Amazon is affordable, comprehensive, convenient, dependable, and even enjoyable – and extremely dangerous to free speech and the democratic process.
The efficiency that makes the online retailer such a compelling outlet to return to time and time again – for daily household needs, for impulse purchases, for big deals, for hosting your blog, and for watching favorite shows and movies – is now being turned against anything left-wing activists target.
Some are sufficiently alarmed at the Amazon threat that they are willing to leave their houses, find alternatives, spend more, alter lifestyles, and modify political principles and alliances to break the Amazon habit.
First, a few examples of Amazon censorship. The most recent is the refusal to any longer sell a book by conservative scholar Ryan Anderson titled When Harry Became Sally: Responding to the Transgender Moment, which argues that individuals who desire … Read More ➡
Twitter’s bias and inconsistencies in applying its rules and standards are getting ridiculous.
While Chinese government mouthpiece Zhao Lijian – who accused the U.S. military of being the source of the Wuhan virus outbreak – remains on the platform spouting propaganda, American users are being censored or shut down over alleged coronavirus “misinformation,” and for running afoul of the Left’s transgender agenda.
Lynnette Hardaway and Rochelle Richardson, who have become online celebrities with their entertaining pro-Trump duologues as “Diamond and Silk,” found their account blocked Wednesday after Twitter said they violated their rules, because they supposedly misled the public about public policy and how people should respond to the COVID-19 pandemic.
“The only way we can become immune to the environment; we must be out in the environment,” the rule-breaking tweet said. “Quarantining people inside of their houses for extended periods will make people sick!”
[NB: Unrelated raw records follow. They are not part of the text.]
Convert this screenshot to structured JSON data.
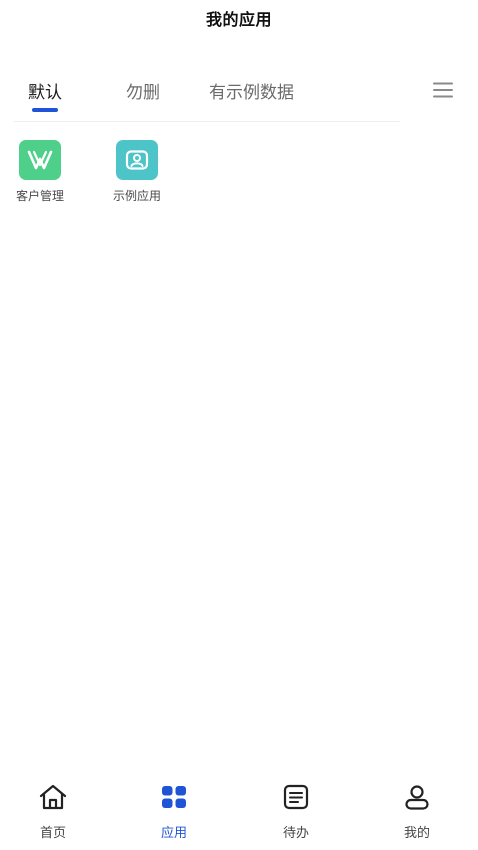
{
  "header": {
    "title": "我的应用"
  },
  "tabs": [
    {
      "label": "默认",
      "active": true
    },
    {
      "label": "勿删",
      "active": false
    },
    {
      "label": "有示例数据",
      "active": false
    }
  ],
  "tabs_menu_icon": "hamburger-menu-icon",
  "apps": [
    {
      "label": "客户管理",
      "icon": "customer-management-icon",
      "color": "#4fd08a"
    },
    {
      "label": "示例应用",
      "icon": "sample-app-icon",
      "color": "#4cc4c8"
    }
  ],
  "bottom_nav": [
    {
      "label": "首页",
      "icon": "home-icon",
      "active": false
    },
    {
      "label": "应用",
      "icon": "apps-grid-icon",
      "active": true
    },
    {
      "label": "待办",
      "icon": "todo-list-icon",
      "active": false
    },
    {
      "label": "我的",
      "icon": "user-icon",
      "active": false
    }
  ],
  "colors": {
    "accent": "#2054d6",
    "tab_active_text": "#1b1b1b",
    "tab_inactive_text": "#6a6a6a"
  }
}
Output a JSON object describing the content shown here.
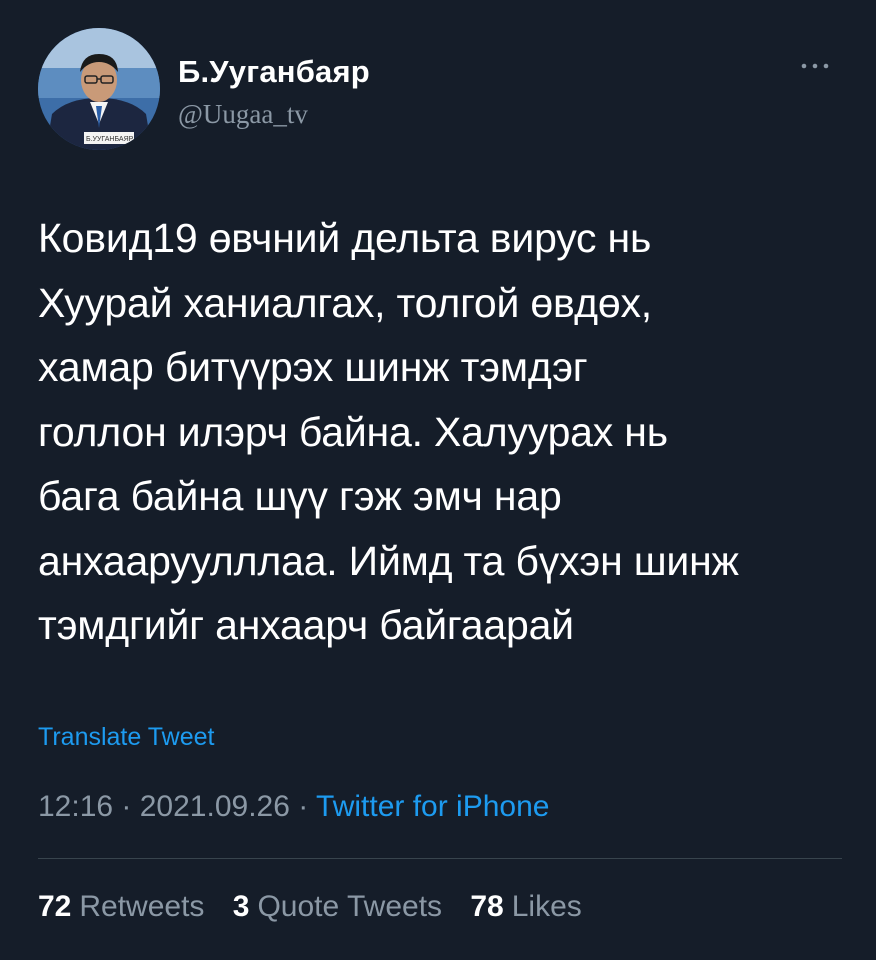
{
  "user": {
    "display_name": "Б.Ууганбаяр",
    "handle": "@Uugaa_tv",
    "avatar_caption": "Б.УУГАНБАЯР"
  },
  "tweet": {
    "text": "Ковид19 өвчний дельта вирус нь\nХуурай ханиалгах, толгой өвдөх,\nхамар битүүрэх шинж тэмдэг\nголлон илэрч байна. Халуурах нь\nбага байна шүү гэж эмч нар\nанхааруулллаа. Иймд та бүхэн шинж\nтэмдгийг анхаарч байгаарай",
    "translate_label": "Translate Tweet",
    "time": "12:16",
    "separator_1": " · ",
    "date": "2021.09.26",
    "separator_2": " · ",
    "source": "Twitter for iPhone"
  },
  "stats": {
    "retweets_count": "72",
    "retweets_label": "Retweets",
    "quotes_count": "3",
    "quotes_label": "Quote Tweets",
    "likes_count": "78",
    "likes_label": "Likes"
  },
  "icons": {
    "more": "more-horizontal-icon"
  },
  "colors": {
    "background": "#151d29",
    "text_primary": "#ffffff",
    "text_secondary": "#8b98a5",
    "link": "#1d9bf0",
    "divider": "#38444d"
  }
}
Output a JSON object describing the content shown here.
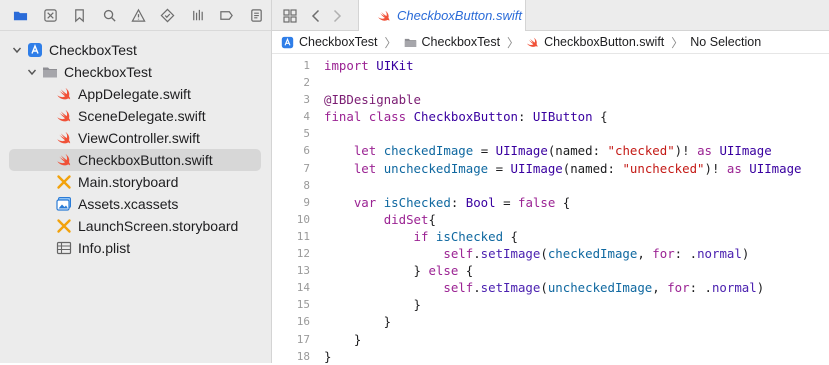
{
  "navigator": {
    "toolbar_icons": [
      "folder-icon",
      "source-control-icon",
      "bookmark-icon",
      "find-icon",
      "issue-icon",
      "test-icon",
      "debug-icon",
      "breakpoint-icon",
      "report-icon"
    ],
    "tree": [
      {
        "label": "CheckboxTest",
        "kind": "project",
        "level": 0,
        "expanded": true
      },
      {
        "label": "CheckboxTest",
        "kind": "group",
        "level": 1,
        "expanded": true
      },
      {
        "label": "AppDelegate.swift",
        "kind": "swift",
        "level": 2
      },
      {
        "label": "SceneDelegate.swift",
        "kind": "swift",
        "level": 2
      },
      {
        "label": "ViewController.swift",
        "kind": "swift",
        "level": 2
      },
      {
        "label": "CheckboxButton.swift",
        "kind": "swift",
        "level": 2,
        "selected": true
      },
      {
        "label": "Main.storyboard",
        "kind": "storyboard",
        "level": 2
      },
      {
        "label": "Assets.xcassets",
        "kind": "assets",
        "level": 2
      },
      {
        "label": "LaunchScreen.storyboard",
        "kind": "storyboard",
        "level": 2
      },
      {
        "label": "Info.plist",
        "kind": "plist",
        "level": 2
      }
    ]
  },
  "editor": {
    "active_tab": "CheckboxButton.swift",
    "breadcrumb": [
      "CheckboxTest",
      "CheckboxTest",
      "CheckboxButton.swift",
      "No Selection"
    ],
    "line_numbers": [
      "1",
      "2",
      "3",
      "4",
      "5",
      "6",
      "7",
      "8",
      "9",
      "10",
      "11",
      "12",
      "13",
      "14",
      "15",
      "16",
      "17",
      "18"
    ],
    "code_lines": [
      "import UIKit",
      "",
      "@IBDesignable",
      "final class CheckboxButton: UIButton {",
      "",
      "    let checkedImage = UIImage(named: \"checked\")! as UIImage",
      "    let uncheckedImage = UIImage(named: \"unchecked\")! as UIImage",
      "",
      "    var isChecked: Bool = false {",
      "        didSet{",
      "            if isChecked {",
      "                self.setImage(checkedImage, for: .normal)",
      "            } else {",
      "                self.setImage(uncheckedImage, for: .normal)",
      "            }",
      "        }",
      "    }",
      "}"
    ]
  },
  "colors": {
    "swift_icon": "#f05138",
    "accent": "#2a6bd8",
    "keyword": "#9b2393",
    "string": "#c41a16"
  }
}
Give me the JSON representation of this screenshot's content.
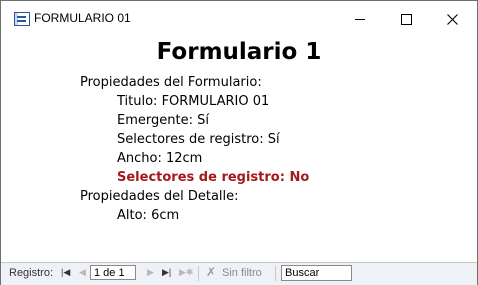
{
  "window": {
    "title": "FORMULARIO 01"
  },
  "form": {
    "heading": "Formulario 1",
    "lines": [
      {
        "text": "Propiedades del Formulario:",
        "level": 0
      },
      {
        "text": "Titulo: FORMULARIO 01",
        "level": 1
      },
      {
        "text": "Emergente: Sí",
        "level": 1
      },
      {
        "text": "Selectores de registro: Sí",
        "level": 1
      },
      {
        "text": "Ancho: 12cm",
        "level": 1
      },
      {
        "text": "Selectores de registro: No",
        "level": 1,
        "highlight": true
      },
      {
        "text": "Propiedades del Detalle:",
        "level": 0
      },
      {
        "text": "Alto: 6cm",
        "level": 1
      }
    ],
    "highlight_color": "#a5191c"
  },
  "navigation": {
    "label": "Registro:",
    "current_record": "1 de 1",
    "filter_label": "Sin filtro",
    "search_placeholder": "Buscar"
  },
  "icons": {
    "app": "form-icon",
    "first": "first-record-icon",
    "prev": "previous-record-icon",
    "next": "next-record-icon",
    "last": "last-record-icon",
    "new": "new-record-icon",
    "filter": "filter-icon"
  }
}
Don’t mistake the lull with the issue going away. With the standoff in Hong Kong ongoing, the National Basketball Association still has a China problem.
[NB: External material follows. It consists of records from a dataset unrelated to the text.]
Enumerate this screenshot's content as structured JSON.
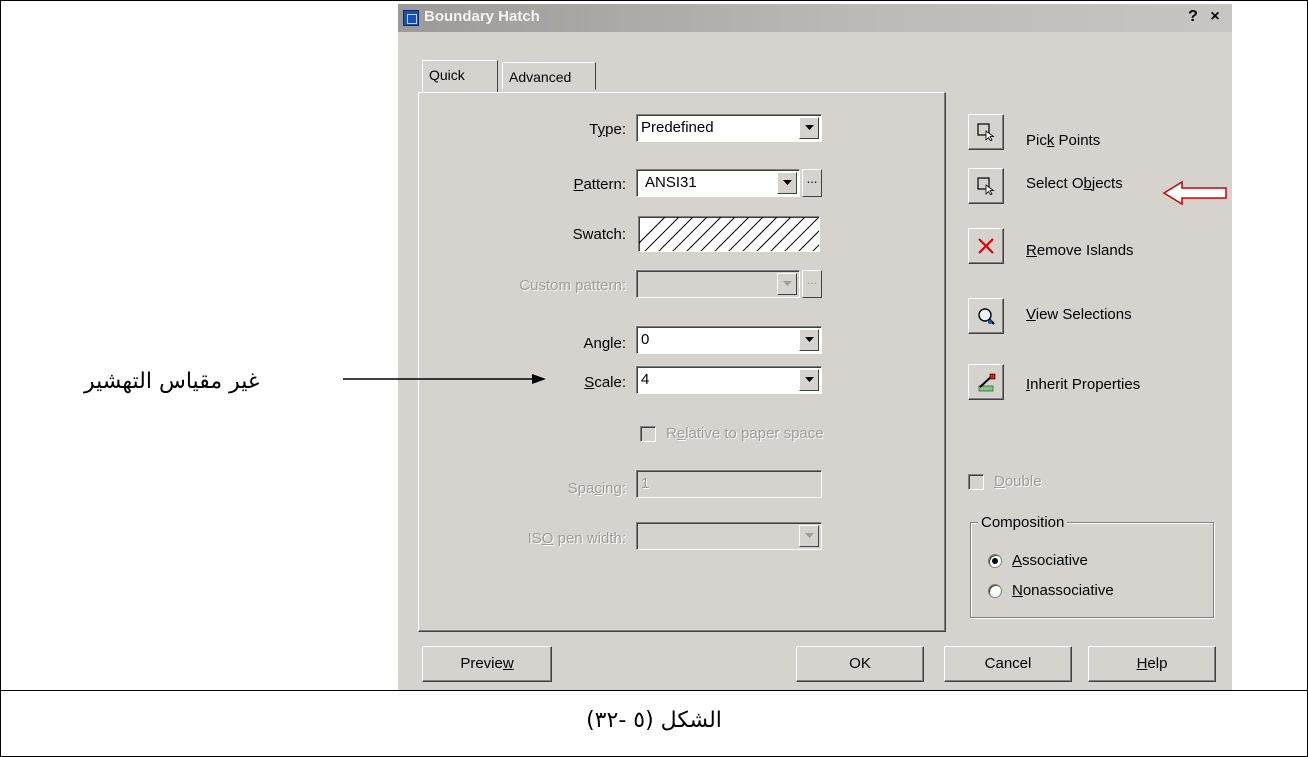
{
  "dialog": {
    "title": "Boundary Hatch",
    "help_glyph": "?",
    "close_glyph": "×",
    "icon": "app-icon"
  },
  "tabs": [
    {
      "label": "Quick",
      "active": true
    },
    {
      "label": "Advanced",
      "active": false
    }
  ],
  "form": {
    "type": {
      "label_pre": "T",
      "label_u": "y",
      "label_post": "pe:",
      "value": "Predefined"
    },
    "pattern": {
      "label_pre": "",
      "label_u": "P",
      "label_post": "attern:",
      "value": "ANSI31",
      "browse_label": "..."
    },
    "swatch": {
      "label": "Swatch:"
    },
    "custom_pattern": {
      "label": "Custom pattern:",
      "value": "",
      "browse_label": "..."
    },
    "angle": {
      "label_pre": "An",
      "label_u": "g",
      "label_post": "le:",
      "value": "0"
    },
    "scale": {
      "label_pre": "",
      "label_u": "S",
      "label_post": "cale:",
      "value": "4"
    },
    "relative": {
      "label_pre": "R",
      "label_u": "e",
      "label_post": "lative to paper space",
      "checked": false
    },
    "spacing": {
      "label_pre": "Spa",
      "label_u": "c",
      "label_post": "ing:",
      "value": "1"
    },
    "iso_pen": {
      "label_pre": "IS",
      "label_u": "O",
      "label_post": " pen width:",
      "value": ""
    }
  },
  "side": {
    "pick_points": {
      "pre": "Pic",
      "u": "k",
      "post": " Points",
      "icon": "pick-points-icon"
    },
    "select_objects": {
      "pre": "Select O",
      "u": "b",
      "post": "jects",
      "icon": "select-objects-icon"
    },
    "remove_islands": {
      "pre": "",
      "u": "R",
      "post": "emove Islands",
      "icon": "remove-islands-icon"
    },
    "view_selections": {
      "pre": "",
      "u": "V",
      "post": "iew Selections",
      "icon": "view-selections-icon"
    },
    "inherit_properties": {
      "pre": "",
      "u": "I",
      "post": "nherit Properties",
      "icon": "inherit-properties-icon"
    },
    "double": {
      "pre": "",
      "u": "D",
      "post": "ouble",
      "checked": false
    },
    "composition": {
      "title": "Composition",
      "options": [
        {
          "pre": "",
          "u": "A",
          "post": "ssociative",
          "checked": true
        },
        {
          "pre": "",
          "u": "N",
          "post": "onassociative",
          "checked": false
        }
      ]
    }
  },
  "buttons": {
    "preview": {
      "pre": "Previe",
      "u": "w",
      "post": ""
    },
    "ok": "OK",
    "cancel": "Cancel",
    "help": {
      "pre": "",
      "u": "H",
      "post": "elp"
    }
  },
  "annotations": {
    "scale_note": "غير مقياس التهشير",
    "caption": "الشكل (٥ -٣٢)"
  },
  "colors": {
    "dialog_bg": "#d6d3ce",
    "arrow_red": "#d00000",
    "remove_x_red": "#e00000"
  }
}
The NBA should now endorse the demands of the Hong Kong protesters. After all, Hong Kongers ask only for what the league already has endorsed for this country. The NBA promotes voter rights; Hong Kongers demand universal suffrage. The NBA embraces Black Lives Matter; Hong Kongers want an independent inquiry into police brutality. League officials endorse criminal justice reform; Hong Kongers seek due process and amnesty for arrested protesters.
The fact that the NBA is unlikely to embrace the protests is no reason for the demand not to be made. Instead, it is a reason for it to be made time and time again. The virtue of some causes is so obvious that the chances of prevailing are beside the point.